* DIRECTIONS
In this exercise, set down every entry that follows exactly as it appears.

* RECORDS TO PROCESS
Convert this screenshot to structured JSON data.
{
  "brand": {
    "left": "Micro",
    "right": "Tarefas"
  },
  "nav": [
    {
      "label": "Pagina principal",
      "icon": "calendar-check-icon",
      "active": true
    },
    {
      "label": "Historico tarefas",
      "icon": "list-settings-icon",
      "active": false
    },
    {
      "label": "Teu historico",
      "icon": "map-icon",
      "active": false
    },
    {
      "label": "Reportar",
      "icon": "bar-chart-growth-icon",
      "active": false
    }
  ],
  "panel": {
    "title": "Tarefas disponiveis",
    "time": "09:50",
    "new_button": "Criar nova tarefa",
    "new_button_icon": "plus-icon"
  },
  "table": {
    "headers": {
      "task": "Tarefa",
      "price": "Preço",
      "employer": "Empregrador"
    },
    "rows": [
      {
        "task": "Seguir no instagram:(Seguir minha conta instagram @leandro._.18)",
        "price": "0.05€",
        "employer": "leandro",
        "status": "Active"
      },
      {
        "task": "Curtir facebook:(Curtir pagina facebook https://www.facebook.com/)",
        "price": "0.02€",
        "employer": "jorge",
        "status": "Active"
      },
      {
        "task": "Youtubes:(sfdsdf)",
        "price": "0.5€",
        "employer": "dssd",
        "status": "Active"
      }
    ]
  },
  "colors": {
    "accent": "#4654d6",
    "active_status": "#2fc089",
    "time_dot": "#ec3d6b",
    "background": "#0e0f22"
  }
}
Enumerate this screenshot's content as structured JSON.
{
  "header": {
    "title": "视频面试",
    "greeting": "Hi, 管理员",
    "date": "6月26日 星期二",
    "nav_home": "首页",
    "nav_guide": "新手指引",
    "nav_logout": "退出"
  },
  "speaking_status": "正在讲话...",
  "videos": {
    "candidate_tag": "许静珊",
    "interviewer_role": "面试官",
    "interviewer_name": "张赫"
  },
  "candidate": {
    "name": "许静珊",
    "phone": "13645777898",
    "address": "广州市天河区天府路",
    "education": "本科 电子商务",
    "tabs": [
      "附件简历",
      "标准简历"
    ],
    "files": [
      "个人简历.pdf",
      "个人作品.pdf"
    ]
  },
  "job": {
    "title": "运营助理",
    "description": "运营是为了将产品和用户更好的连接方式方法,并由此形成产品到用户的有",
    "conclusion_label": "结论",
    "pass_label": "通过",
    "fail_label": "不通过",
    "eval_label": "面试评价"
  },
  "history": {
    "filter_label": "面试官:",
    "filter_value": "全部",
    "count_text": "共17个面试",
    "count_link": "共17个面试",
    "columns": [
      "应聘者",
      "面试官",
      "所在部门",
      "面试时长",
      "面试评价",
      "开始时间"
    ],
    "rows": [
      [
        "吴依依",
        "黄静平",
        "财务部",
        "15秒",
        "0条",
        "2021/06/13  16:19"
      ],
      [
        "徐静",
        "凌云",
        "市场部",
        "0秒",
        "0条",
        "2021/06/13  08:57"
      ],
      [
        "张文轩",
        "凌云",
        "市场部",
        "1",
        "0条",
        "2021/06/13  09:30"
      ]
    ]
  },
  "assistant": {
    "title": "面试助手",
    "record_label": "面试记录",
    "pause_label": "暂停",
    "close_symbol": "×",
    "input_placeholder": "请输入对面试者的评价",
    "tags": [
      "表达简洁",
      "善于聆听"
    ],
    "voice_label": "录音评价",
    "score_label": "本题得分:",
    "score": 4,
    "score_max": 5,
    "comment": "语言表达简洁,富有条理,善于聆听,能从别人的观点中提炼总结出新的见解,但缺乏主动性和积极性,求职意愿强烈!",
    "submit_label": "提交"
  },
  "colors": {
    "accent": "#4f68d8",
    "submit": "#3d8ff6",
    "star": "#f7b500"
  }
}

* EXERCISE RESPONSE
Convert this screenshot to structured JSON data.
{
  "brand": {
    "left": "Micro",
    "right": "Tarefas"
  },
  "nav": [
    {
      "label": "Pagina principal",
      "icon": "calendar-check-icon",
      "active": true
    },
    {
      "label": "Historico tarefas",
      "icon": "list-settings-icon",
      "active": false
    },
    {
      "label": "Teu historico",
      "icon": "map-icon",
      "active": false
    },
    {
      "label": "Reportar",
      "icon": "bar-chart-growth-icon",
      "active": false
    }
  ],
  "panel": {
    "title": "Tarefas disponiveis",
    "time": "09:50",
    "new_button": "Criar nova tarefa",
    "new_button_icon": "plus-icon"
  },
  "table": {
    "headers": {
      "task": "Tarefa",
      "price": "Preço",
      "employer": "Empregrador"
    },
    "rows": [
      {
        "task": "Seguir no instagram:(Seguir minha conta instagram @leandro._.18)",
        "price": "0.05€",
        "employer": "leandro",
        "status": "Active"
      },
      {
        "task": "Curtir facebook:(Curtir pagina facebook https://www.facebook.com/)",
        "price": "0.02€",
        "employer": "jorge",
        "status": "Active"
      },
      {
        "task": "Youtubes:(sfdsdf)",
        "price": "0.5€",
        "employer": "dssd",
        "status": "Active"
      }
    ]
  },
  "colors": {
    "accent": "#4654d6",
    "active_status": "#2fc089",
    "time_dot": "#ec3d6b",
    "background": "#0e0f22"
  }
}
Enumerate this screenshot's content as structured JSON.
{
  "header": {
    "title": "视频面试",
    "greeting": "Hi, 管理员",
    "date": "6月26日 星期二",
    "nav_home": "首页",
    "nav_guide": "新手指引",
    "nav_logout": "退出"
  },
  "speaking_status": "正在讲话...",
  "videos": {
    "candidate_tag": "许静珊",
    "interviewer_role": "面试官",
    "interviewer_name": "张赫"
  },
  "candidate": {
    "name": "许静珊",
    "phone": "13645777898",
    "address": "广州市天河区天府路",
    "education": "本科 电子商务",
    "tabs": [
      "附件简历",
      "标准简历"
    ],
    "files": [
      "个人简历.pdf",
      "个人作品.pdf"
    ]
  },
  "job": {
    "title": "运营助理",
    "description": "运营是为了将产品和用户更好的连接方式方法,并由此形成产品到用户的有",
    "conclusion_label": "结论",
    "pass_label": "通过",
    "fail_label": "不通过",
    "eval_label": "面试评价"
  },
  "history": {
    "filter_label": "面试官:",
    "filter_value": "全部",
    "count_text": "共17个面试",
    "count_link": "共17个面试",
    "columns": [
      "应聘者",
      "面试官",
      "所在部门",
      "面试时长",
      "面试评价",
      "开始时间"
    ],
    "rows": [
      [
        "吴依依",
        "黄静平",
        "财务部",
        "15秒",
        "0条",
        "2021/06/13  16:19"
      ],
      [
        "徐静",
        "凌云",
        "市场部",
        "0秒",
        "0条",
        "2021/06/13  08:57"
      ],
      [
        "张文轩",
        "凌云",
        "市场部",
        "1",
        "0条",
        "2021/06/13  09:30"
      ]
    ]
  },
  "assistant": {
    "title": "面试助手",
    "record_label": "面试记录",
    "pause_label": "暂停",
    "close_symbol": "×",
    "input_placeholder": "请输入对面试者的评价",
    "tags": [
      "表达简洁",
      "善于聆听"
    ],
    "voice_label": "录音评价",
    "score_label": "本题得分:",
    "score": 4,
    "score_max": 5,
    "comment": "语言表达简洁,富有条理,善于聆听,能从别人的观点中提炼总结出新的见解,但缺乏主动性和积极性,求职意愿强烈!",
    "submit_label": "提交"
  },
  "colors": {
    "accent": "#4f68d8",
    "submit": "#3d8ff6",
    "star": "#f7b500"
  }
}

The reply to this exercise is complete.